**Material for the task:**
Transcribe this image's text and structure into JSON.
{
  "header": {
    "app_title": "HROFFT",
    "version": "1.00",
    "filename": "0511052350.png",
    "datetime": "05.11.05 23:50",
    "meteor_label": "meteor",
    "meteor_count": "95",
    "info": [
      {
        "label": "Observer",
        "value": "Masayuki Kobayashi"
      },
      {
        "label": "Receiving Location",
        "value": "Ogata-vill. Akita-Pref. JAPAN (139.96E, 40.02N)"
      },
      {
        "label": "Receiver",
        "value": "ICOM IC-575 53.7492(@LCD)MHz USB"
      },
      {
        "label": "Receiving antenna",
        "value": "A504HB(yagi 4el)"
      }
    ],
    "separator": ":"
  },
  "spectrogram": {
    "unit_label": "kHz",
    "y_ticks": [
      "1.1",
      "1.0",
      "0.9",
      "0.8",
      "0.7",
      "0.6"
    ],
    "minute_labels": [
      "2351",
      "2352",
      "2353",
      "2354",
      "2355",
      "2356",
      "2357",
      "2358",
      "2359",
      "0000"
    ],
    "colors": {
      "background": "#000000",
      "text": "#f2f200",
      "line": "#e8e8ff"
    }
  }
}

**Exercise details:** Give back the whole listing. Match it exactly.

**Task response:**
Transcribe this image's text and structure into JSON.
{
  "header": {
    "app_title": "HROFFT",
    "version": "1.00",
    "filename": "0511052350.png",
    "datetime": "05.11.05 23:50",
    "meteor_label": "meteor",
    "meteor_count": "95",
    "info": [
      {
        "label": "Observer",
        "value": "Masayuki Kobayashi"
      },
      {
        "label": "Receiving Location",
        "value": "Ogata-vill. Akita-Pref. JAPAN (139.96E, 40.02N)"
      },
      {
        "label": "Receiver",
        "value": "ICOM IC-575 53.7492(@LCD)MHz USB"
      },
      {
        "label": "Receiving antenna",
        "value": "A504HB(yagi 4el)"
      }
    ],
    "separator": ":"
  },
  "spectrogram": {
    "unit_label": "kHz",
    "y_ticks": [
      "1.1",
      "1.0",
      "0.9",
      "0.8",
      "0.7",
      "0.6"
    ],
    "minute_labels": [
      "2351",
      "2352",
      "2353",
      "2354",
      "2355",
      "2356",
      "2357",
      "2358",
      "2359",
      "0000"
    ],
    "colors": {
      "background": "#000000",
      "text": "#f2f200",
      "line": "#e8e8ff"
    }
  }
}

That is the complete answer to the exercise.